Every year, I find myself banging my head against the wall when it comes to the grandparents and holiday gift shopping for my kids.
Without fail, they end up buying all of them tons of crappy toys which
usually my kids didn't ask for. And of course, they are battery operated
and don't seem to have an "off" button.
As grateful as I am that they want to spend money on my kids, I feel
terrible that these toys usually end up getting donated or tossed in the
trash. Plus, we like to play "Santa" for our own kids, which means they
end up with way too many gifts. Talk about spoiled!
So, this year, I've employed a few strategies that I think might have
actually worked. And if you've got grandparents like my kids do, I bet

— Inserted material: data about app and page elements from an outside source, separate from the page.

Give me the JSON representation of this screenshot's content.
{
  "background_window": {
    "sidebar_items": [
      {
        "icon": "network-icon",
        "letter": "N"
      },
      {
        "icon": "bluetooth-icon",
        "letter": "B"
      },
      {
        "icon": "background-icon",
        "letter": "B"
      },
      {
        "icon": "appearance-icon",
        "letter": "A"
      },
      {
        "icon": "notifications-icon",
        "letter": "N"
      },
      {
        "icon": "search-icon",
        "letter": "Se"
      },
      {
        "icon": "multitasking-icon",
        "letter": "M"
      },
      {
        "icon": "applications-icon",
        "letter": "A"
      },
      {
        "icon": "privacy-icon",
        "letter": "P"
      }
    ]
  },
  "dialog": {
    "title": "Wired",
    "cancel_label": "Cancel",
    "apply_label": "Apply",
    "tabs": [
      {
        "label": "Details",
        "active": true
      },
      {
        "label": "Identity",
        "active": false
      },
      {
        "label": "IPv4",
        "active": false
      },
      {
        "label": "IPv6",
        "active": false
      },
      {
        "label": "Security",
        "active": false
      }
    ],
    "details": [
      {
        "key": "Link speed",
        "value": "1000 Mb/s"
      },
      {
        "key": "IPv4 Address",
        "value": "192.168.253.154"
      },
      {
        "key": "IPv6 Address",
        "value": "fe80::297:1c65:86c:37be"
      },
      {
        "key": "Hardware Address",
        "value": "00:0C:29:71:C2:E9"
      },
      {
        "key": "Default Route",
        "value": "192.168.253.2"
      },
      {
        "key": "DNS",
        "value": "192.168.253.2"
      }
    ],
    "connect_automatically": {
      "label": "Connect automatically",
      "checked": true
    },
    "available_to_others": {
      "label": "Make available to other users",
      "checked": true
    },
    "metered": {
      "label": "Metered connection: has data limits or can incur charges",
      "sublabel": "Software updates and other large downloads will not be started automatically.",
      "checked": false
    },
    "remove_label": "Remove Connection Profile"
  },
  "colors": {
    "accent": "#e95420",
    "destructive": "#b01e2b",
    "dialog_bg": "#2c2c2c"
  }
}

they'll work for you too!
- 1. Send a list, from the kids. I've tried sending
them ideas that I've come up with on my own, but that never seems to
work for whatever reason. However, if you have the list come from the

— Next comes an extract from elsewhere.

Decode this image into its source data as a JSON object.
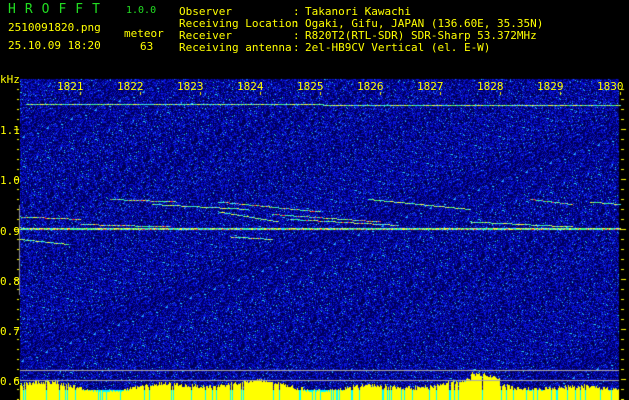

kids, in their own handwriting if possible, this really helps them stick
- 2. Give them ideas, rather than specific items.

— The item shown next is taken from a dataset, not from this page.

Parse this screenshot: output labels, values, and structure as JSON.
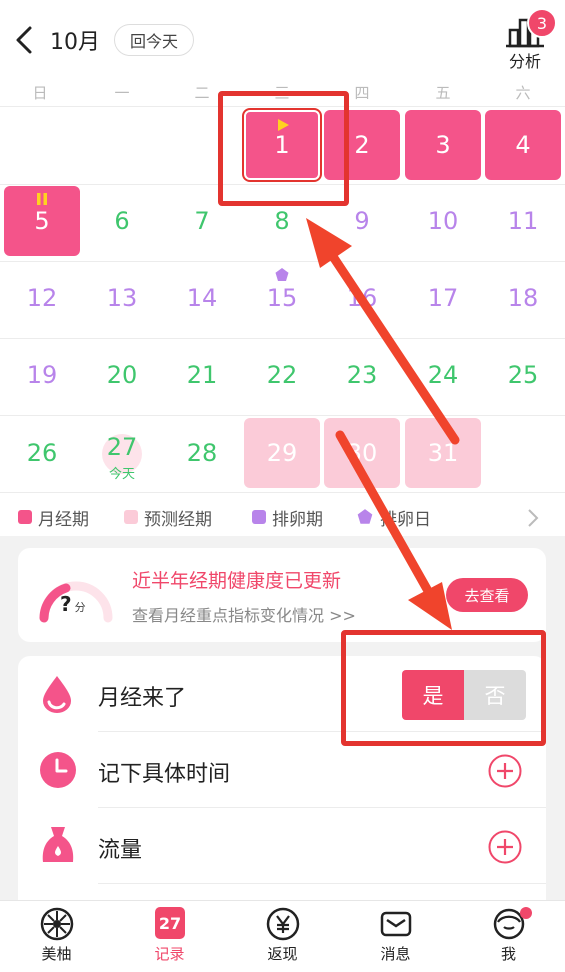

For my little one who really has no clue what she wants, I give them
some ideas of her specific interests. This could actually work with
older kids too if you find the grandparents really hate being limited by
a wish list. If you tell them that she's really into playing with dolls
and already has a crib and a stroller, or that he really loves
Spiderman, then you're letting them choose something on their own but
will hopefully still be appreciated and liked.
- 3. Set some parameters, nicely.
Every year, I ask my in-laws to please not send anything that takes
batteries or anything with lots of pieces, mostly because they drive us
nuts. Of course, we don't say that, but we do tell them that generally
the batteries run out and the pieces get lost and we really want them to
be able to play with the toys as much as possible.
- 4. Ask for experiences, then send photos. My
in-laws are super averse to giving gifts like a museum trip or a
membership to the zoo, however, last year after I convinced them and
took tons of photos of the kids enjoying their gift, they really
understood how great it was and were much more inclined to do it again.
- 5. Cut them some slack. When it
comes down to it, sending gifts is how my in-laws show their love for
the kids, so I've learned over the years to just let it go. Yes, I still
roll my eyes a little, but in the end, it is the season for giving.
Plus, how long do they really play with the skeeball machine and talking
caterpillar? Not very long, especially when the batteries magically
How do you deal with crazy gift giving grandparents at the holidays?
Photo via Flickr/ptc24
on Dec. 5, 2012 at 1:51 PM